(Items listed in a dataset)
★ ★ ★ ★ ★ ★ ★

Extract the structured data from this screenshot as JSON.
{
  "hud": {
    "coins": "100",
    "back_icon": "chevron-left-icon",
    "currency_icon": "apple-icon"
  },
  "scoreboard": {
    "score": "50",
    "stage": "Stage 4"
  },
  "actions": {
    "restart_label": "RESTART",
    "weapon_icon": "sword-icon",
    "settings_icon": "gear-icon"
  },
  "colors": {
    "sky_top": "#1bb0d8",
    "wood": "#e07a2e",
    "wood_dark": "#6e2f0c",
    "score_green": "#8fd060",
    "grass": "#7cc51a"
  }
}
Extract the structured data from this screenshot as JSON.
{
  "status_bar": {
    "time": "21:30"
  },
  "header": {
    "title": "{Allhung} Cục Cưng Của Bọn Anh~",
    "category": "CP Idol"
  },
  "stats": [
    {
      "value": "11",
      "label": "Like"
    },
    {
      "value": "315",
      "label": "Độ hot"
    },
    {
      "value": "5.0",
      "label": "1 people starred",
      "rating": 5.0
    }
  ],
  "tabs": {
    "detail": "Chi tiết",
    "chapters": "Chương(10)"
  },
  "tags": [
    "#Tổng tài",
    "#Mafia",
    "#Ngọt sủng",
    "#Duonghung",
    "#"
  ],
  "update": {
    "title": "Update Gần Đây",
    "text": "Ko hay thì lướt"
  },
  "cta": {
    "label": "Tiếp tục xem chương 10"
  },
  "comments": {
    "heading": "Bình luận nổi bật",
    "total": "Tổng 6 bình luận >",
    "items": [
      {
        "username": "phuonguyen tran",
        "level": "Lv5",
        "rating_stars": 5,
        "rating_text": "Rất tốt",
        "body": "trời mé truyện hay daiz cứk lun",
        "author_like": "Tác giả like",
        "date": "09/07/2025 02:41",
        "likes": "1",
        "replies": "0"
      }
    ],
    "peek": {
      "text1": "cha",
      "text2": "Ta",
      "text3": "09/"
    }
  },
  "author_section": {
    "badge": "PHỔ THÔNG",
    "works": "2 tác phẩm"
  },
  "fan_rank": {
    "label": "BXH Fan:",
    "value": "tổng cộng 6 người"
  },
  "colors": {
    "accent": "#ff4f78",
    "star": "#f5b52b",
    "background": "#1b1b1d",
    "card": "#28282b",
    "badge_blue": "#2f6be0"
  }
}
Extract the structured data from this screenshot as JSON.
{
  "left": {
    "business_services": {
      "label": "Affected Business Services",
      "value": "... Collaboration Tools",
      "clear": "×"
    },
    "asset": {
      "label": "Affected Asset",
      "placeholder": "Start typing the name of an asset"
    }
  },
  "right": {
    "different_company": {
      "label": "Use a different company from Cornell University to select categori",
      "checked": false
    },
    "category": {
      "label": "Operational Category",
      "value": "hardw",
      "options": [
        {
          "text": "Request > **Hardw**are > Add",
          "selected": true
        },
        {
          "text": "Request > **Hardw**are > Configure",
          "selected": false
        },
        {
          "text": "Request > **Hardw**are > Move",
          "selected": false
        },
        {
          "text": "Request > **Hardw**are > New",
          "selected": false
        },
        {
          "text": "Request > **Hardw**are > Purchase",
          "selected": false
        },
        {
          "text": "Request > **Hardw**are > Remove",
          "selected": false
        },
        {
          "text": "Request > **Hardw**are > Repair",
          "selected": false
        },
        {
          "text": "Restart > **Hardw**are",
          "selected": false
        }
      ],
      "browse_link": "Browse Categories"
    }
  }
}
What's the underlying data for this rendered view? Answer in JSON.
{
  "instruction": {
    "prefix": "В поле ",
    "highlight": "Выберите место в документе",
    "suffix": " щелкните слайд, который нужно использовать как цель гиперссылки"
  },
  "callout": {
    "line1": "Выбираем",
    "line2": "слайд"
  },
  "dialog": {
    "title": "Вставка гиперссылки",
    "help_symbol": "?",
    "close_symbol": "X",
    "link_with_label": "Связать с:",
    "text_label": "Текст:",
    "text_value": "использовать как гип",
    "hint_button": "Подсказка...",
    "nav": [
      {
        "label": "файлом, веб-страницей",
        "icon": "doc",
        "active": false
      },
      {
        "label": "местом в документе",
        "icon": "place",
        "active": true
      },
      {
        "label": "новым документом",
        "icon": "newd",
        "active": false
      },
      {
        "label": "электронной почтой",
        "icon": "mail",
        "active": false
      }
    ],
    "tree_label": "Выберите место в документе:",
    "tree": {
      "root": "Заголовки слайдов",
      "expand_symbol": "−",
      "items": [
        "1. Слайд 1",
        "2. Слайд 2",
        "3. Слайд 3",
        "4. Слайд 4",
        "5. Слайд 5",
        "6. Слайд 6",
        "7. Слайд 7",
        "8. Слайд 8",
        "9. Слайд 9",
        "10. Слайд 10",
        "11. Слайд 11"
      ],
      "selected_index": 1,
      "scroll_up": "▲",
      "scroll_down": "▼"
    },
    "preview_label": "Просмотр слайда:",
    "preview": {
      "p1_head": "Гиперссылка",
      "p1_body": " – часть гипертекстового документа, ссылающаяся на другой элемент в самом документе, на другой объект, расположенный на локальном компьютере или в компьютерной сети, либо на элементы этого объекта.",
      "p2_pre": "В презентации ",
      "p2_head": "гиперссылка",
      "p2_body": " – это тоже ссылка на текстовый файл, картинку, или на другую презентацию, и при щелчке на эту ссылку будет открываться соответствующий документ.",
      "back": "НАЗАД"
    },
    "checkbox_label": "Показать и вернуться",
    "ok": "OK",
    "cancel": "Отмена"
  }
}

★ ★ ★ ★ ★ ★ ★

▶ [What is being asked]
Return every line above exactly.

▶ [Worked solution]
Extract the structured data from this screenshot as JSON.
{
  "hud": {
    "coins": "100",
    "back_icon": "chevron-left-icon",
    "currency_icon": "apple-icon"
  },
  "scoreboard": {
    "score": "50",
    "stage": "Stage 4"
  },
  "actions": {
    "restart_label": "RESTART",
    "weapon_icon": "sword-icon",
    "settings_icon": "gear-icon"
  },
  "colors": {
    "sky_top": "#1bb0d8",
    "wood": "#e07a2e",
    "wood_dark": "#6e2f0c",
    "score_green": "#8fd060",
    "grass": "#7cc51a"
  }
}
Extract the structured data from this screenshot as JSON.
{
  "status_bar": {
    "time": "21:30"
  },
  "header": {
    "title": "{Allhung} Cục Cưng Của Bọn Anh~",
    "category": "CP Idol"
  },
  "stats": [
    {
      "value": "11",
      "label": "Like"
    },
    {
      "value": "315",
      "label": "Độ hot"
    },
    {
      "value": "5.0",
      "label": "1 people starred",
      "rating": 5.0
    }
  ],
  "tabs": {
    "detail": "Chi tiết",
    "chapters": "Chương(10)"
  },
  "tags": [
    "#Tổng tài",
    "#Mafia",
    "#Ngọt sủng",
    "#Duonghung",
    "#"
  ],
  "update": {
    "title": "Update Gần Đây",
    "text": "Ko hay thì lướt"
  },
  "cta": {
    "label": "Tiếp tục xem chương 10"
  },
  "comments": {
    "heading": "Bình luận nổi bật",
    "total": "Tổng 6 bình luận >",
    "items": [
      {
        "username": "phuonguyen tran",
        "level": "Lv5",
        "rating_stars": 5,
        "rating_text": "Rất tốt",
        "body": "trời mé truyện hay daiz cứk lun",
        "author_like": "Tác giả like",
        "date": "09/07/2025 02:41",
        "likes": "1",
        "replies": "0"
      }
    ],
    "peek": {
      "text1": "cha",
      "text2": "Ta",
      "text3": "09/"
    }
  },
  "author_section": {
    "badge": "PHỔ THÔNG",
    "works": "2 tác phẩm"
  },
  "fan_rank": {
    "label": "BXH Fan:",
    "value": "tổng cộng 6 người"
  },
  "colors": {
    "accent": "#ff4f78",
    "star": "#f5b52b",
    "background": "#1b1b1d",
    "card": "#28282b",
    "badge_blue": "#2f6be0"
  }
}
Extract the structured data from this screenshot as JSON.
{
  "left": {
    "business_services": {
      "label": "Affected Business Services",
      "value": "... Collaboration Tools",
      "clear": "×"
    },
    "asset": {
      "label": "Affected Asset",
      "placeholder": "Start typing the name of an asset"
    }
  },
  "right": {
    "different_company": {
      "label": "Use a different company from Cornell University to select categori",
      "checked": false
    },
    "category": {
      "label": "Operational Category",
      "value": "hardw",
      "options": [
        {
          "text": "Request > **Hardw**are > Add",
          "selected": true
        },
        {
          "text": "Request > **Hardw**are > Configure",
          "selected": false
        },
        {
          "text": "Request > **Hardw**are > Move",
          "selected": false
        },
        {
          "text": "Request > **Hardw**are > New",
          "selected": false
        },
        {
          "text": "Request > **Hardw**are > Purchase",
          "selected": false
        },
        {
          "text": "Request > **Hardw**are > Remove",
          "selected": false
        },
        {
          "text": "Request > **Hardw**are > Repair",
          "selected": false
        },
        {
          "text": "Restart > **Hardw**are",
          "selected": false
        }
      ],
      "browse_link": "Browse Categories"
    }
  }
}
What's the underlying data for this rendered view? Answer in JSON.
{
  "instruction": {
    "prefix": "В поле ",
    "highlight": "Выберите место в документе",
    "suffix": " щелкните слайд, который нужно использовать как цель гиперссылки"
  },
  "callout": {
    "line1": "Выбираем",
    "line2": "слайд"
  },
  "dialog": {
    "title": "Вставка гиперссылки",
    "help_symbol": "?",
    "close_symbol": "X",
    "link_with_label": "Связать с:",
    "text_label": "Текст:",
    "text_value": "использовать как гип",
    "hint_button": "Подсказка...",
    "nav": [
      {
        "label": "файлом, веб-страницей",
        "icon": "doc",
        "active": false
      },
      {
        "label": "местом в документе",
        "icon": "place",
        "active": true
      },
      {
        "label": "новым документом",
        "icon": "newd",
        "active": false
      },
      {
        "label": "электронной почтой",
        "icon": "mail",
        "active": false
      }
    ],
    "tree_label": "Выберите место в документе:",
    "tree": {
      "root": "Заголовки слайдов",
      "expand_symbol": "−",
      "items": [
        "1. Слайд 1",
        "2. Слайд 2",
        "3. Слайд 3",
        "4. Слайд 4",
        "5. Слайд 5",
        "6. Слайд 6",
        "7. Слайд 7",
        "8. Слайд 8",
        "9. Слайд 9",
        "10. Слайд 10",
        "11. Слайд 11"
      ],
      "selected_index": 1,
      "scroll_up": "▲",
      "scroll_down": "▼"
    },
    "preview_label": "Просмотр слайда:",
    "preview": {
      "p1_head": "Гиперссылка",
      "p1_body": " – часть гипертекстового документа, ссылающаяся на другой элемент в самом документе, на другой объект, расположенный на локальном компьютере или в компьютерной сети, либо на элементы этого объекта.",
      "p2_pre": "В презентации ",
      "p2_head": "гиперссылка",
      "p2_body": " – это тоже ссылка на текстовый файл, картинку, или на другую презентацию, и при щелчке на эту ссылку будет открываться соответствующий документ.",
      "back": "НАЗАД"
    },
    "checkbox_label": "Показать и вернуться",
    "ok": "OK",
    "cancel": "Отмена"
  }
}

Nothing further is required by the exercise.